▶ _Material supplied_:
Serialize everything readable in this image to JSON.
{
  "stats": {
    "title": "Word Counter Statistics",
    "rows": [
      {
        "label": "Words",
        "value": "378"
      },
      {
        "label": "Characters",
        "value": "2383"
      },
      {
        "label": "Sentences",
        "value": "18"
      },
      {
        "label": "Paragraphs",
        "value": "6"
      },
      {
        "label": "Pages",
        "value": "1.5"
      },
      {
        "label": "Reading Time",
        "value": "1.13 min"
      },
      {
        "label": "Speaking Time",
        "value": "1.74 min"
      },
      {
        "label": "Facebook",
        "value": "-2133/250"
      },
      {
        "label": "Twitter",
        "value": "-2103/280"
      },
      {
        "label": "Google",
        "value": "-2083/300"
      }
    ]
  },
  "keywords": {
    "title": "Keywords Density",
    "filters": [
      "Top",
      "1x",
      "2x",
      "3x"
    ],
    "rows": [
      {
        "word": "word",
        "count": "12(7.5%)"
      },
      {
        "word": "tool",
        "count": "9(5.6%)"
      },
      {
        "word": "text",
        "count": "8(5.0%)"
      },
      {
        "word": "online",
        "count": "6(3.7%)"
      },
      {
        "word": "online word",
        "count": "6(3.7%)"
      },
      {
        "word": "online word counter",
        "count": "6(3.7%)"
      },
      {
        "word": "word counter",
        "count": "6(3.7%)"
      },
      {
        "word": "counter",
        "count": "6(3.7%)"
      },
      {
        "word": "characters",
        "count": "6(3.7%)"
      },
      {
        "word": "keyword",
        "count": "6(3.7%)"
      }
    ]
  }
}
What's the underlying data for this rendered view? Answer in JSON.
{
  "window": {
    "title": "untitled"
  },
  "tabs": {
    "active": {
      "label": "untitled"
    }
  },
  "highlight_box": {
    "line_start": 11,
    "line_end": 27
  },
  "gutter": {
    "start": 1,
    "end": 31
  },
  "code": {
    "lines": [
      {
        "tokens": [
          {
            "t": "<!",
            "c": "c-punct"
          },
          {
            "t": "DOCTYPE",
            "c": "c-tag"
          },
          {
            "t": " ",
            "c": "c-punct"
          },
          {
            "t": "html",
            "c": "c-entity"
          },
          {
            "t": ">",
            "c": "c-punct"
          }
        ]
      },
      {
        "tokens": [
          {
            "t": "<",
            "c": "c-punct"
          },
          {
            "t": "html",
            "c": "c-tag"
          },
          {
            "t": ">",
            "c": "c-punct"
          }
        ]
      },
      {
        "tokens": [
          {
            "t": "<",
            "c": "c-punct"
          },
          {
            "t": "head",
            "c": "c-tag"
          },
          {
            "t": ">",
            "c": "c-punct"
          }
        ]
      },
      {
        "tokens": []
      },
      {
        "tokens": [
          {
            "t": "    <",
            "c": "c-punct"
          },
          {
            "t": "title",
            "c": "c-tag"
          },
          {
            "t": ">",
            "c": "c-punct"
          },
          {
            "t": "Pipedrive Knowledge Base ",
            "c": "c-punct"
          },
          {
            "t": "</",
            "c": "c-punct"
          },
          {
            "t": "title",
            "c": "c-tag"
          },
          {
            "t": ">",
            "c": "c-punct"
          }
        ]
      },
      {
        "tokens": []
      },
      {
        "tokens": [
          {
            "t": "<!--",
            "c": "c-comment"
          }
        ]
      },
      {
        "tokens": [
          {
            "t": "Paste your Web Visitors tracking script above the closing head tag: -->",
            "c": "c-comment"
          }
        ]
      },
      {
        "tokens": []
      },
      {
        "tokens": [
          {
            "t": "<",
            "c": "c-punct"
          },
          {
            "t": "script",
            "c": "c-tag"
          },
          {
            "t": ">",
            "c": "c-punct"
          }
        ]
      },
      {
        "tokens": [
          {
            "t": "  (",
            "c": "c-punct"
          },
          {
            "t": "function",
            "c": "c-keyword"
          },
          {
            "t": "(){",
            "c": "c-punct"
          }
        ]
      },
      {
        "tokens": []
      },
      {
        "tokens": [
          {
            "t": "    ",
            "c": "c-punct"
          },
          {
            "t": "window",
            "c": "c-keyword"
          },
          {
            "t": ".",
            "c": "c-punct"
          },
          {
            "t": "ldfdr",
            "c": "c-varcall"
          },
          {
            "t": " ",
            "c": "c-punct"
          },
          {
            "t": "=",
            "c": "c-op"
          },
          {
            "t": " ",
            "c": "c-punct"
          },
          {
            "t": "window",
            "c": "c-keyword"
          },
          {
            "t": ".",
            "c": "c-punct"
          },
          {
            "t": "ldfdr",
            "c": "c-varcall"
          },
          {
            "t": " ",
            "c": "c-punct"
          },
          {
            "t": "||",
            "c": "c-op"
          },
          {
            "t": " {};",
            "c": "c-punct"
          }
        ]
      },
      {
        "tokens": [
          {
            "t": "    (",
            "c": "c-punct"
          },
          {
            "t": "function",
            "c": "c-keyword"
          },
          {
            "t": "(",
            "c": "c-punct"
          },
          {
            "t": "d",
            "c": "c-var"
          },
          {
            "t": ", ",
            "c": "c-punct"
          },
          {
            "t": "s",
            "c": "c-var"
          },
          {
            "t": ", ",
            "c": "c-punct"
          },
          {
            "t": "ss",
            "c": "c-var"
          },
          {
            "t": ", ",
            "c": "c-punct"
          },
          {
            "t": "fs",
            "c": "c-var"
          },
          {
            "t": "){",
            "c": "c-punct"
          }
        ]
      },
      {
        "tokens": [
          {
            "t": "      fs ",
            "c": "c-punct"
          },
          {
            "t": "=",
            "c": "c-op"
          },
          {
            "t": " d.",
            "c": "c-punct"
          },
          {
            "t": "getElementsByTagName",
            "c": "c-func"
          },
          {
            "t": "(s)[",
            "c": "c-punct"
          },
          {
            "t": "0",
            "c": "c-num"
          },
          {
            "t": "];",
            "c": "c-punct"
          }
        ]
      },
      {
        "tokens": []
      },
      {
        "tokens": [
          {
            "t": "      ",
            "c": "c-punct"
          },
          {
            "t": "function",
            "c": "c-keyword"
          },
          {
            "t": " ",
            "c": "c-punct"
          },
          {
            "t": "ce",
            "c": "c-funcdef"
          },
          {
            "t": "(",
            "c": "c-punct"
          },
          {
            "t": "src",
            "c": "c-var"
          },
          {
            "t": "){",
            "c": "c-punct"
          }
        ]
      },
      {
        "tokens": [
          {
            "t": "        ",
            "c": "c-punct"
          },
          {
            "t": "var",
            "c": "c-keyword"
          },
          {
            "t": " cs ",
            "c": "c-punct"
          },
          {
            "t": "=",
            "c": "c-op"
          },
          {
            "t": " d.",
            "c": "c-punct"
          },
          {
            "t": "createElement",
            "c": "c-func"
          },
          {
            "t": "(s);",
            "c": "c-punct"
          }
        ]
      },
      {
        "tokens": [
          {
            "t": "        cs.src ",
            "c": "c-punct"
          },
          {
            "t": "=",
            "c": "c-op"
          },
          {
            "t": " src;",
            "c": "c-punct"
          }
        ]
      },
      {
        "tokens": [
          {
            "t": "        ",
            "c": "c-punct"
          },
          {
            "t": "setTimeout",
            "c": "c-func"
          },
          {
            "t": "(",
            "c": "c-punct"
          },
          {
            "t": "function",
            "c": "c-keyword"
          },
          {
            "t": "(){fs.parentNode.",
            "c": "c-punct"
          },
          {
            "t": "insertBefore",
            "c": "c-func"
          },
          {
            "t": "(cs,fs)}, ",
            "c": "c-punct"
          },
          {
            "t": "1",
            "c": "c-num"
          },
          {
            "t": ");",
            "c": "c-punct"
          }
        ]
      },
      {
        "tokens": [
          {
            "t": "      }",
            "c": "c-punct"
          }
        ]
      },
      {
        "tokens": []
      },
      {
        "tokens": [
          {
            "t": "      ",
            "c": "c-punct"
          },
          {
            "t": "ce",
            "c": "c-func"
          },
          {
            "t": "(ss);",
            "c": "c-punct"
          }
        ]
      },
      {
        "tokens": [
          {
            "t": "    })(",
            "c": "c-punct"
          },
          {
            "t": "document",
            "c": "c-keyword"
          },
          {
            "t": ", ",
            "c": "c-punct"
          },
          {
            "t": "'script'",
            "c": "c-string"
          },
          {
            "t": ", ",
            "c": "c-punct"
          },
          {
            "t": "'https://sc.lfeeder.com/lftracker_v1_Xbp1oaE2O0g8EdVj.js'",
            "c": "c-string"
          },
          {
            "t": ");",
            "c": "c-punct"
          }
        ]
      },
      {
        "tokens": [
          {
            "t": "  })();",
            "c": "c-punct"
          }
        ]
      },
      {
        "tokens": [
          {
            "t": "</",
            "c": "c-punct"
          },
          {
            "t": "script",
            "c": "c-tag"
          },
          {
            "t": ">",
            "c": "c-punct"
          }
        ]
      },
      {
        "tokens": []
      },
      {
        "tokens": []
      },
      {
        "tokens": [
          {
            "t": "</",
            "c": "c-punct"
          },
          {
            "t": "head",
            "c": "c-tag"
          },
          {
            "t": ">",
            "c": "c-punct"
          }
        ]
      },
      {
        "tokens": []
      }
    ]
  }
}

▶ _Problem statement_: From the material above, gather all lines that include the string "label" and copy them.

▶ _Exercise output_:
        "label": "Words",
        "label": "Characters",
        "label": "Sentences",
        "label": "Paragraphs",
        "label": "Pages",
        "label": "Reading Time",
        "label": "Speaking Time",
        "label": "Facebook",
        "label": "Twitter",
        "label": "Google",
      "label": "untitled"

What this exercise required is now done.